The building has seen prize-winning Angus steers, gorgeous dairy cows and summer days so hot that exhibitors’ immaculate show outfits turned into damp rags.
On Tuesday, the stock pavilion at the Rock County 4-H Fairgrounds was home to something new and unexpected: drones.
For the first time, drone flying was one of the judging categories at the 4-H Fair.
“National 4-H wants to get more with STEM—science, technology, engineering and math,” said Jon Swenson, superintendent in the Mechanical Sciences Division. “One of the things they were promoting was drones, and a lot of kids have these as toys.”
Only six kids signed up for the category this year, but that’s because it was added at the last minute, Swenson said.
He expects to see many more kids sign up next year, and here’s why: As 4-H projects go, it’s relatively inexpensive. Most of the drones in the competition cost $40 to $80. While that might seem like a lot, think about the amount of money a child spends on buying and feeding an animal.
Also, it’s a skill any kid can learn and one that keeps them active and engaged. You stop paying attention for a second, and your drone will end up in a tree—or on the top of the garage door in the stock pavilion.
But more about that later.
The drone category is called “mini aircraft,” and it can include other small flying aircraft such as small helicopters. All flying objects must be less than 1 foot across.
Participants had to fly their drones through an obstacle course that included four tall pylons, two hoops, a finish gate and a landing pad.

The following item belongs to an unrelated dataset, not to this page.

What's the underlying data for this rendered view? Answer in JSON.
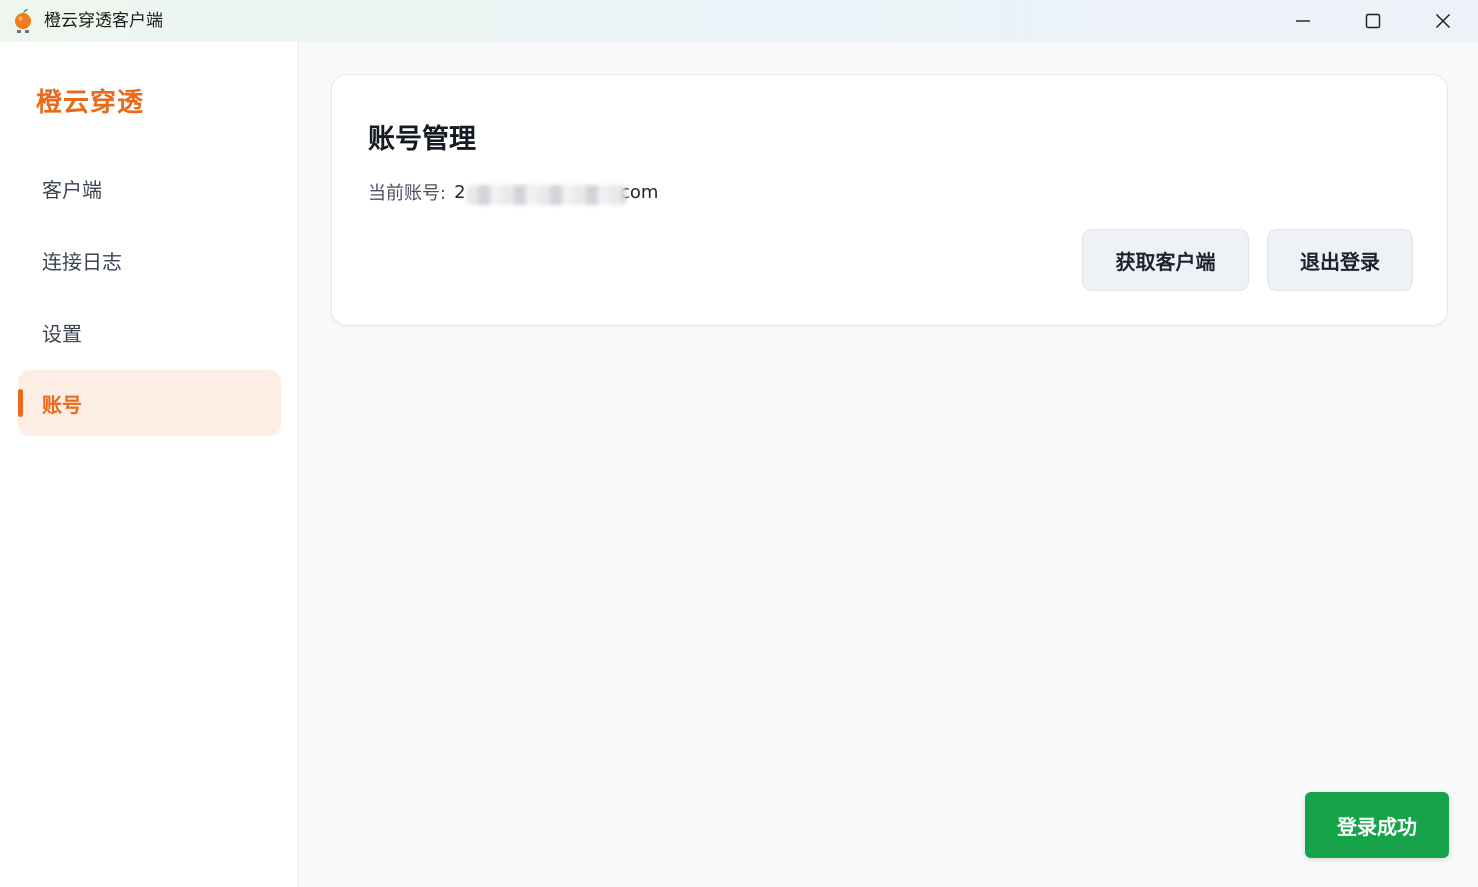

Judges deducted points for touching the ground or a pylon, going out of bounds and for complete loss of control. Pilots could earn a range of points for hitting certain areas of the bulls-eye rings on the landing pad.

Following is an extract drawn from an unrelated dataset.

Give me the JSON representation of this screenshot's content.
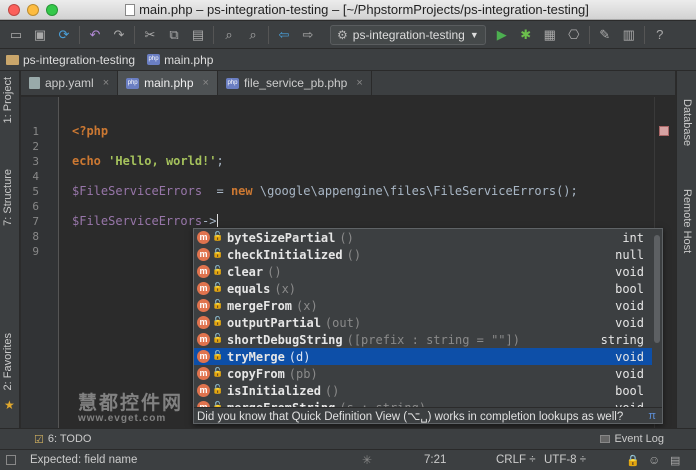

Jayden Mosley, 9, of Newark-Beloit 4-H navigated the course in 1:24 the first time, but he lost time by missing a hoop, and his landing wasn’t perfect. His second try was 1:44, but his landing was spot on, and he made the hoops.
Along with drone flying, he also entered a Lego diorama and a volcano in the Mechanical Science Division. He also has built rockets and participated in the bike trials and bike rodeos.
He’s had his drone for six months. He bought it at Hobby Lobby.
“My dad had to fix his RC (remote control) car, and I got my drone,” Jayden said.
He and his dad, Joe Mosley, do a lot of projects together.
The most difficult part of the day’s course?
“Probably getting it through the hoops and turning it to do the 360 because that’s on throttle,” Jayden explained.
The drone controller has two throttles, one to control up and down movement and the other to control forward and backward movement.
The up-and-down throttle also controls the 360-degree spin. A slip of the control could mean an uncontrolled trip down.
Jayden had hoped to demonstrate a flip during the competition, but organizers eliminated that skill from the course.
When a reporter asked for a demonstration, he obliged. However, in the process, the drone ended up on top of the stock pavilion’s open garage door. We’re not talking about home-garage height. Think more like semi-trailer truck garage height.
His mom, Julie Mosley, panicked. The reporter panicked, wondering if she would have to put an $80 drone on her expense account.
Jayden did not panic. He climbed to the top of bleachers, stood on his tip-toes and maneuvered the drone safely to the ground.
Give that boy a blue ribbon.